Elizabeth B -
Glad to hear you like it! A week ago I ordered the same bike (with rack & basket) and am eagerly awaiting shipment. I was considering some similar bikes with dynamo hub-driven lights, but I already have good lights and the price difference was not small.
Justin Millar -
I’m glad to hear you’re joining the Priority Club! I hope you love it. One thing I’ve noticed so far is that the handlebars are very aggressive so I might at some point change them to a touch more relaxed type/position, but other than that I love it so far. Let us know what you think once you’ve had it for a bit.
Melinda Middleton -
My husband and I have been riding a Co-Motion Tandem with a belt drive for 3 years and love it! It’s clean, quiet, and an endless source of curiosity for folks who stop to admire our bike.
I have a SPOT Five Points, & it’s a great transpo bike. Removing the rear wheel is no more difficult than a fixie. Slime tubes are what you want to avoid thorn flats on the bike path.
I’m commuting daily on a Trek Soho with the 8-speed internal hub. I have the original mudport crank vs. the CenterTrack that you have on your Priortity. I switched to the Gate Carbon Belt drive for my daily commuter because I liked the idea of an all-weather lower maintenance bike. For any of you riders with the internal hub be aware that over time the lubricant will become thicker and will make shifting a bear on cold days. At least that is what I have experienced this winter. I have no issues when it’s above 50 degrees but just dipping into the lower 40’s I don’t always get a swift shift into the next gear immediately ~ talk about spinning. I did find the Shimano lubricant for $11 but it’s pretty involved to bathe the gears to remove the spent lubricant. I’ll wait until next fall to complete that task. One last comment about flat tires; I invest in Michelin City Tires. They have reflective sidewalls and a proprietary compound that helps avoid flats. I went from July 2013 through October 2015 with NO flats, riding daily. I knew it was time to replace them when I got three flats within 2 weeks. I should be good for a few thousand miles again. Ride early and ride often!
I’ve put a Spot Five Points through two Wisconsin winters. Three speeds is all I really need on a commuter bike (and they actually work all winter) (and weigh less/are less complex than 8 and 11 speed hubs). The drive belt can be cleaned by pouring water over it but is noisy when wet. The enclosed gears don’t need scrubbing like cogs on a bike with derailleurs. The hydraulic disc brakes can be a little finicky but they stop in all weather. The frame has clearance for fenders and studded tires.
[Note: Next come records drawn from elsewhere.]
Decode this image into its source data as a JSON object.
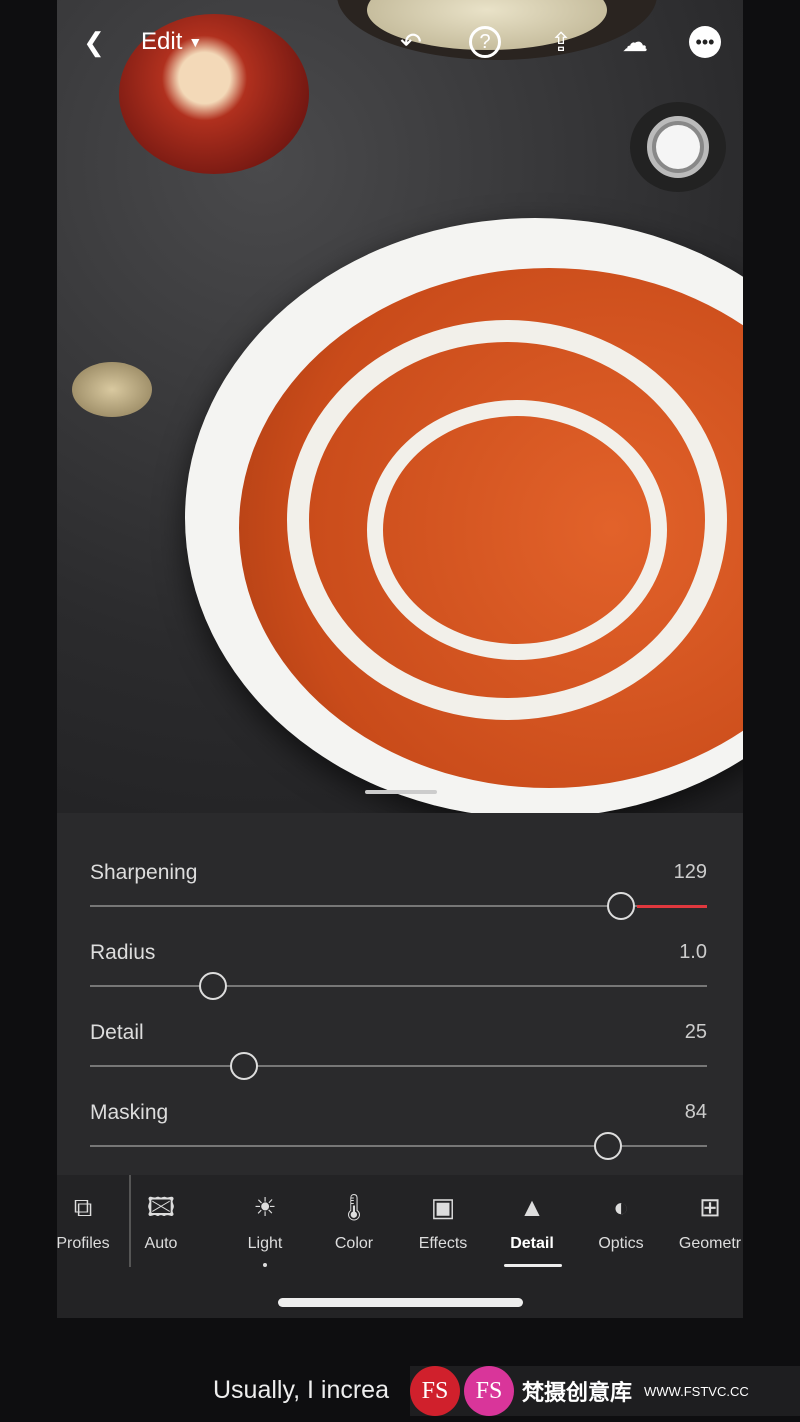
{
  "toolbar": {
    "back_icon": "chevron-left",
    "mode": "Edit",
    "icons": [
      "undo-icon",
      "help-icon",
      "share-icon",
      "cloud-alert-icon",
      "more-icon"
    ]
  },
  "sliders": [
    {
      "label": "Sharpening",
      "value": "129",
      "min": 0,
      "max": 150,
      "num": 129,
      "accent": "#e0383e"
    },
    {
      "label": "Radius",
      "value": "1.0",
      "min": 0.5,
      "max": 3,
      "num": 1.0
    },
    {
      "label": "Detail",
      "value": "25",
      "min": 0,
      "max": 100,
      "num": 25
    },
    {
      "label": "Masking",
      "value": "84",
      "min": 0,
      "max": 100,
      "num": 84
    }
  ],
  "tools": [
    {
      "label": "Profiles",
      "icon": "⧉"
    },
    {
      "label": "Auto",
      "icon": "🖾"
    },
    {
      "label": "Light",
      "icon": "☀"
    },
    {
      "label": "Color",
      "icon": "🌡"
    },
    {
      "label": "Effects",
      "icon": "▣"
    },
    {
      "label": "Detail",
      "icon": "▲",
      "active": true
    },
    {
      "label": "Optics",
      "icon": "◐"
    },
    {
      "label": "Geometr",
      "icon": "⊞"
    }
  ],
  "caption": "Usually, I increa",
  "watermark": {
    "logo": "FS",
    "text": "梵摄创意库",
    "url": "WWW.FSTVC.CC"
  }
}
Is the carbon belt drive a low maintenance drive train? I suppose it depends. I’m a full-time-all-weather Denver commuter and I hate rear derailleurs, bike chains and even the smell of grease. So last Winter I went out and bought two used bicycles off craigslist. One bicycle was a really well made Trek SoHo with an older (non center track) Gates belt drive, drum brakes and a dependable Nexus 8 speed IGH with a push/pull trigger shifter for only $300 – a great deal. And the other bicycle was a Priority Continuum with a center track belt drive, disc brakes, CVT gear box thingy (N330) and twist shifter for $225 – a real steal. Both bikes, both drive trains and both IGHs have their strengths and weaknesses, but when the going got tough and the snow started falling the Nexus with it’s push/pull trigger shifter worked flawlessly in snow, ice and below freezing temperatures, but the CVT with it’s twist shifter failed every time it snowed. The CVT was fine, but the cable interface and the twist shifter would freeze and end up jammed inside the shifter. No bueno. Maybe it’s just me? Maybe it’s the cheap replacement cables that I desperately purchased from Walmart ? Or maybe the cable interface and twist shifter just need to be replaced? But that Priority is anything but maintenance free.